## Task prompt
Nothing in the data may change. Copy all of it exactly.

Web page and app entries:
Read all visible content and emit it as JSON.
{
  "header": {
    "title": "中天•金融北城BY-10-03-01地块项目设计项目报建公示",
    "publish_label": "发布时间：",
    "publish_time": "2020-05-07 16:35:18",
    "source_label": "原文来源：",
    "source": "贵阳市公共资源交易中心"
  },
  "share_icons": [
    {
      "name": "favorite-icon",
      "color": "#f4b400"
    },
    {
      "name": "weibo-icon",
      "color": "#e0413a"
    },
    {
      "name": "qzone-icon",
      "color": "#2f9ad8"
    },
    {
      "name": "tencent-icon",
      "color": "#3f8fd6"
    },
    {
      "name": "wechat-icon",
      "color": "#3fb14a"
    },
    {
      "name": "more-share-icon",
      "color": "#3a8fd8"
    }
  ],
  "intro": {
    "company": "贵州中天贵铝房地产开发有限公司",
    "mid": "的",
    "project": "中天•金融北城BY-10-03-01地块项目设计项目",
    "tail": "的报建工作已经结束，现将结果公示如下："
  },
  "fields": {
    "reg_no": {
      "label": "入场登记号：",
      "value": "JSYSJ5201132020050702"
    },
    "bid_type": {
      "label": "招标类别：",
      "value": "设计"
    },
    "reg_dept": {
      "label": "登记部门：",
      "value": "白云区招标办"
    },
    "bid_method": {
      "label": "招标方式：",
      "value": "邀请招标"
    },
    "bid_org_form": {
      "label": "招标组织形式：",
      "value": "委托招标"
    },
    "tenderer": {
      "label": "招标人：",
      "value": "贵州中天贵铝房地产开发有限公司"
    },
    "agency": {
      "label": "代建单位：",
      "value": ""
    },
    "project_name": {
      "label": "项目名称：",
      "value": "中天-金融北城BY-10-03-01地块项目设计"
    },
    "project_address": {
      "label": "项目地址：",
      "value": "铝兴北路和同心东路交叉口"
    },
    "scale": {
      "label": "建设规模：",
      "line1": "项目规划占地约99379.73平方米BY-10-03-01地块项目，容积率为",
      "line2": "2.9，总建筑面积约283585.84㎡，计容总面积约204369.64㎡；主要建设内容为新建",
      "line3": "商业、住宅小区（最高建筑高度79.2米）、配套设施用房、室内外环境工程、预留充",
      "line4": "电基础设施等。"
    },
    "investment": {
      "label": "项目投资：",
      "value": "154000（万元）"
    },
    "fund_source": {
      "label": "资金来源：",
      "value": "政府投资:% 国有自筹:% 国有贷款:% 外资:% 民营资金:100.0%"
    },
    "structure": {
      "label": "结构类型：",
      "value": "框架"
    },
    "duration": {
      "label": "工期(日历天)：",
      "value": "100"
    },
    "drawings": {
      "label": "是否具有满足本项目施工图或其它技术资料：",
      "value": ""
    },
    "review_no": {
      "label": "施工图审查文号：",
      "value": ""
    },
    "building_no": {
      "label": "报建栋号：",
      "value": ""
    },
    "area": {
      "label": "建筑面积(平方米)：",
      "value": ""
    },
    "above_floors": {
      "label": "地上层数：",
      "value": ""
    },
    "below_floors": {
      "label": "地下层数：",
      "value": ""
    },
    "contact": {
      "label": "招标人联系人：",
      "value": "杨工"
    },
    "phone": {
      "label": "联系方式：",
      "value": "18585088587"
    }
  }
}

## Task answer
Read all visible content and emit it as JSON.
{
  "header": {
    "title": "中天•金融北城BY-10-03-01地块项目设计项目报建公示",
    "publish_label": "发布时间：",
    "publish_time": "2020-05-07 16:35:18",
    "source_label": "原文来源：",
    "source": "贵阳市公共资源交易中心"
  },
  "share_icons": [
    {
      "name": "favorite-icon",
      "color": "#f4b400"
    },
    {
      "name": "weibo-icon",
      "color": "#e0413a"
    },
    {
      "name": "qzone-icon",
      "color": "#2f9ad8"
    },
    {
      "name": "tencent-icon",
      "color": "#3f8fd6"
    },
    {
      "name": "wechat-icon",
      "color": "#3fb14a"
    },
    {
      "name": "more-share-icon",
      "color": "#3a8fd8"
    }
  ],
  "intro": {
    "company": "贵州中天贵铝房地产开发有限公司",
    "mid": "的",
    "project": "中天•金融北城BY-10-03-01地块项目设计项目",
    "tail": "的报建工作已经结束，现将结果公示如下："
  },
  "fields": {
    "reg_no": {
      "label": "入场登记号：",
      "value": "JSYSJ5201132020050702"
    },
    "bid_type": {
      "label": "招标类别：",
      "value": "设计"
    },
    "reg_dept": {
      "label": "登记部门：",
      "value": "白云区招标办"
    },
    "bid_method": {
      "label": "招标方式：",
      "value": "邀请招标"
    },
    "bid_org_form": {
      "label": "招标组织形式：",
      "value": "委托招标"
    },
    "tenderer": {
      "label": "招标人：",
      "value": "贵州中天贵铝房地产开发有限公司"
    },
    "agency": {
      "label": "代建单位：",
      "value": ""
    },
    "project_name": {
      "label": "项目名称：",
      "value": "中天-金融北城BY-10-03-01地块项目设计"
    },
    "project_address": {
      "label": "项目地址：",
      "value": "铝兴北路和同心东路交叉口"
    },
    "scale": {
      "label": "建设规模：",
      "line1": "项目规划占地约99379.73平方米BY-10-03-01地块项目，容积率为",
      "line2": "2.9，总建筑面积约283585.84㎡，计容总面积约204369.64㎡；主要建设内容为新建",
      "line3": "商业、住宅小区（最高建筑高度79.2米）、配套设施用房、室内外环境工程、预留充",
      "line4": "电基础设施等。"
    },
    "investment": {
      "label": "项目投资：",
      "value": "154000（万元）"
    },
    "fund_source": {
      "label": "资金来源：",
      "value": "政府投资:% 国有自筹:% 国有贷款:% 外资:% 民营资金:100.0%"
    },
    "structure": {
      "label": "结构类型：",
      "value": "框架"
    },
    "duration": {
      "label": "工期(日历天)：",
      "value": "100"
    },
    "drawings": {
      "label": "是否具有满足本项目施工图或其它技术资料：",
      "value": ""
    },
    "review_no": {
      "label": "施工图审查文号：",
      "value": ""
    },
    "building_no": {
      "label": "报建栋号：",
      "value": ""
    },
    "area": {
      "label": "建筑面积(平方米)：",
      "value": ""
    },
    "above_floors": {
      "label": "地上层数：",
      "value": ""
    },
    "below_floors": {
      "label": "地下层数：",
      "value": ""
    },
    "contact": {
      "label": "招标人联系人：",
      "value": "杨工"
    },
    "phone": {
      "label": "联系方式：",
      "value": "18585088587"
    }
  }
}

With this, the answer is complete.